- Pain is the most common symptom of an infected wisdom tooth. The pain can be an awful lot and usually gets worse as the infection progresses
- The pain can be throbbing and which may radiate to adjacent areas such as in the ear, throat and the temporomandibular joint including the floor of the mouth
- Erythema and swelling of the gum tissue surrounding the infected wisdom tooth usually occur and often causes pain when the swelling is applied with pressure
- A foul odor of breath may also occur due to the accumulation of bacteria that releases a volatile sulfur compound that emit bad odor
- A change in taste which is usually a bad taste in the mouth may also be experienced due to the pus exudates
- Ulceration of the operculum may also be seen
- Pus formation within the gumline of the infected wisdom tooth
- Swelling of the cheek of the affected area
- Difficulty in swallowing food
- Difficulty in chewing or masticating food often due to perception of pain
- Loss of interest in food
- Some patients experience fever
- General feeling of being unwell
- Headache may also occur
- Some patients may also experience difficulty in opening their mouths often as a result of infection within the muscle of mastication
- A palpable lymph nodes that have enlarged is usually felt under the jaw
Infection of the wisdom tooth often occurs as a result of impaction or partial eruption of the wisdom tooth. The third molar or the wisdom tooth is the last set of teeth that erupts in the back of the jaw where gum space is not enough to accommodate the erupting tooth. When no enough space is provided, the wisdom tooth can grow sideways, gets trapped between the gums and the bone or may partially erupt or break through the gumline. The manner of growth of wisdom tooth can have food particles and other debris trapped within the structure of the wisdom tooth. The buildup of food particles and other debris will later develop to plaques which can then cause the infection.
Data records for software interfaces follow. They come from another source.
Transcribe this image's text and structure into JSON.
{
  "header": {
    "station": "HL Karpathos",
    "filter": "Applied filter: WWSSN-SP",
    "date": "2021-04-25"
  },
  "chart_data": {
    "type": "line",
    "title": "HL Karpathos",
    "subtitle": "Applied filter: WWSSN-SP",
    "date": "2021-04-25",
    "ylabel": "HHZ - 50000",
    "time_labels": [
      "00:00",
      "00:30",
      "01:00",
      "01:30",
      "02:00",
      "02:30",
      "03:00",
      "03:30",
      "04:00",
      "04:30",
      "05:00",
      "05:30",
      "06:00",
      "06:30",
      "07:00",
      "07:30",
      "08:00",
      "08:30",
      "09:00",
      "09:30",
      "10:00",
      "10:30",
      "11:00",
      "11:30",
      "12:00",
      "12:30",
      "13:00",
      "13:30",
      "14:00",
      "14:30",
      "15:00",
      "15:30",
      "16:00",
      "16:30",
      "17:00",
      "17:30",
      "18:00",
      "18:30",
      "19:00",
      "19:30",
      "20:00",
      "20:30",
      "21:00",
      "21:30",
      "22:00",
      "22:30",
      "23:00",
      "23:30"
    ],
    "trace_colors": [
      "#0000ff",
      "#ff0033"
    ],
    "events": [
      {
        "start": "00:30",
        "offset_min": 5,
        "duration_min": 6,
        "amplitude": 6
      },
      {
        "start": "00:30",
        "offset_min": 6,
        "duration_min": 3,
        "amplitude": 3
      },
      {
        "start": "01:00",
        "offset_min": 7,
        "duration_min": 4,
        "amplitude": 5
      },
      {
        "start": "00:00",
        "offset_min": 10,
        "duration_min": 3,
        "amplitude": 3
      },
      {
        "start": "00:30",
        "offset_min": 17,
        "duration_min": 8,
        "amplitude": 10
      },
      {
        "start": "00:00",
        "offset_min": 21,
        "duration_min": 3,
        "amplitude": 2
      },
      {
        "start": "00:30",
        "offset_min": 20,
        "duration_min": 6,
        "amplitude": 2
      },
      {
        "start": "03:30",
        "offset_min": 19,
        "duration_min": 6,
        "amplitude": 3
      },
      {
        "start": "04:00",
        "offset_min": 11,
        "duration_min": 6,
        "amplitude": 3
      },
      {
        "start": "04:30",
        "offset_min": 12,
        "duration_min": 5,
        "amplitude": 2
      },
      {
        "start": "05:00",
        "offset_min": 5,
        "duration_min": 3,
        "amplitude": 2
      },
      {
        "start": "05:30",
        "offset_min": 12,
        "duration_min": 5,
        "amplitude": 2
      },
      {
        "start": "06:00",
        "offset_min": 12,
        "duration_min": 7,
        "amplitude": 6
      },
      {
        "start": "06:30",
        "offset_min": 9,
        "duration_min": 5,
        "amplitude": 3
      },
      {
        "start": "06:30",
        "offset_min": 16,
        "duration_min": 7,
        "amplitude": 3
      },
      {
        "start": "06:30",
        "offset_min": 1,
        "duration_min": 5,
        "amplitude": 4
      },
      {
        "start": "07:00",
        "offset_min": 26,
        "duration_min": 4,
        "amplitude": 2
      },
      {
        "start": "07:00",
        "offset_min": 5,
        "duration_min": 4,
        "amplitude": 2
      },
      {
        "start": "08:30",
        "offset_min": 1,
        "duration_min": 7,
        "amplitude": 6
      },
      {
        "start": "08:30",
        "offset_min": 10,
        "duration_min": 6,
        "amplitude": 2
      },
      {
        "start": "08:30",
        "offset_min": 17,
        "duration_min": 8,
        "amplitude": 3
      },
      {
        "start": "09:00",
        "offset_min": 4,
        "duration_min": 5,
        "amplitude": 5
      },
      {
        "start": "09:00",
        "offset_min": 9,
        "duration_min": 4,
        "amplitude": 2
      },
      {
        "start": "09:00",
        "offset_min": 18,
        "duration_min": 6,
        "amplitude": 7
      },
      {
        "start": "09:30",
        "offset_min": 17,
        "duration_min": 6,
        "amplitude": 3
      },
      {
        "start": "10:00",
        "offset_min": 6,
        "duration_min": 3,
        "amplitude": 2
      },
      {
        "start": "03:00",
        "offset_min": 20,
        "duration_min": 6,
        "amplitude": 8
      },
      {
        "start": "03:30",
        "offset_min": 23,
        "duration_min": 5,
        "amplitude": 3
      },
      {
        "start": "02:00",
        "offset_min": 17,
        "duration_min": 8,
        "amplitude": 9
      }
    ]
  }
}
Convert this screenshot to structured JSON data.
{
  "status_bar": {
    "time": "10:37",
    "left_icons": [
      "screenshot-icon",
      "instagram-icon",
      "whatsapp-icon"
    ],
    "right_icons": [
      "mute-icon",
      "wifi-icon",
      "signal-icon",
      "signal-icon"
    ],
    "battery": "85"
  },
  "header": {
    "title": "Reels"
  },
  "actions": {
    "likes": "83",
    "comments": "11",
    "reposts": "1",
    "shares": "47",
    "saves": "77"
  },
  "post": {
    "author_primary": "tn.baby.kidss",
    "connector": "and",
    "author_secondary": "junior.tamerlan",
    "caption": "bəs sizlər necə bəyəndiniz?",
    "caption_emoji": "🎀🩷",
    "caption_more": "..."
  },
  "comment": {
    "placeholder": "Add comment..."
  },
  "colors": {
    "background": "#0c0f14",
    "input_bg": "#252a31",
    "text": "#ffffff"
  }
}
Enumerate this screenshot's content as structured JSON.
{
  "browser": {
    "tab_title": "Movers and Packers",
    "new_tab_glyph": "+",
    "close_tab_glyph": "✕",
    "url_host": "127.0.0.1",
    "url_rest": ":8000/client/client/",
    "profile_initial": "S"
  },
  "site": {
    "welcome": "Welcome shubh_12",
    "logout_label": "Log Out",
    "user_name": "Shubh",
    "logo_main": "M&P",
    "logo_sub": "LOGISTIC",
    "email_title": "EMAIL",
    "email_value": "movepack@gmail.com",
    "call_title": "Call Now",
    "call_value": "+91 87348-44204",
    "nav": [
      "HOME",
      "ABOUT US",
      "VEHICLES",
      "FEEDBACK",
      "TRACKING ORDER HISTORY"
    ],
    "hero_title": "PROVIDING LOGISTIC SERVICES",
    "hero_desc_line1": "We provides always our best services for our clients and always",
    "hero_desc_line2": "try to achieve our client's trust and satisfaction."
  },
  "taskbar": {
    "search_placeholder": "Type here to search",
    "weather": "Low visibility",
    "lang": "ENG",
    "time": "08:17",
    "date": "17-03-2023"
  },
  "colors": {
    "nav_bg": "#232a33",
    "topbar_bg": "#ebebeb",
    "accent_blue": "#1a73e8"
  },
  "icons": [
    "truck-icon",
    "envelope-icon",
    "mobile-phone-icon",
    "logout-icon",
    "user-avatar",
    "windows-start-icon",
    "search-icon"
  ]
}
The location of the wisdom tooth at the back of the jaw makes it hard to reach by toothbrush therefore giving it not enough cleaning. Improper oral hygiene or tooth brushing is tantamount to plaque buildup resulting in tooth decay potential for bacteria to flourish.
An impacted wisdom tooth whether hard impaction or soft impaction can result to misalignment of the adjacent teeth or may result to other dental problems. The misaligned teeth can provide a space for food particles and other debris to get trapped between the teeth and the gums which then leads to the proliferation of bacteria and later infection.
The wisdom tooth infection can be treated in various ways either through conservative approach or through surgical removal. The treatment approach depends on the cause of the infection and its severity. The problem however lies with the gum flap which should be given a special attention in ensuring that no food particles or other debris can get trapped into it. The gum flap can only get resolved when the wisdom tooth totally emerges or when the wisdom tooth is removed.
An infection limited only to the wisdom is usually treated with warm salt water. The patient is usually asked to gargle or rinse with warm salt water after brushing and flossing the teeth. Rinsing with warm salt water is recommended for several times a day.
Ibuprofen and acetaminophen are often prescribed or may be bought over-the-counter to help in alleviating the symptom of pain. The symptom of pain however tends to recur unless the source of pain is properly treated or removed.
Antibiotics are often prescribed to infected wisdom tooth particularly if the infection has reached the nearby areas. Penicillin is the usual therapy prescribed for the treatment of infection although there are patients that get an allergic reaction to the medication.
Surgical removal or tooth extraction is the recommended treatment for severe and recurring inflammation. A wisdom tooth that is impacted and has become infected is usually recommended for extraction.
A proper oral hygiene should be best observed to prevent plaque buildup that is potential for bacterial proliferation and other dental problems.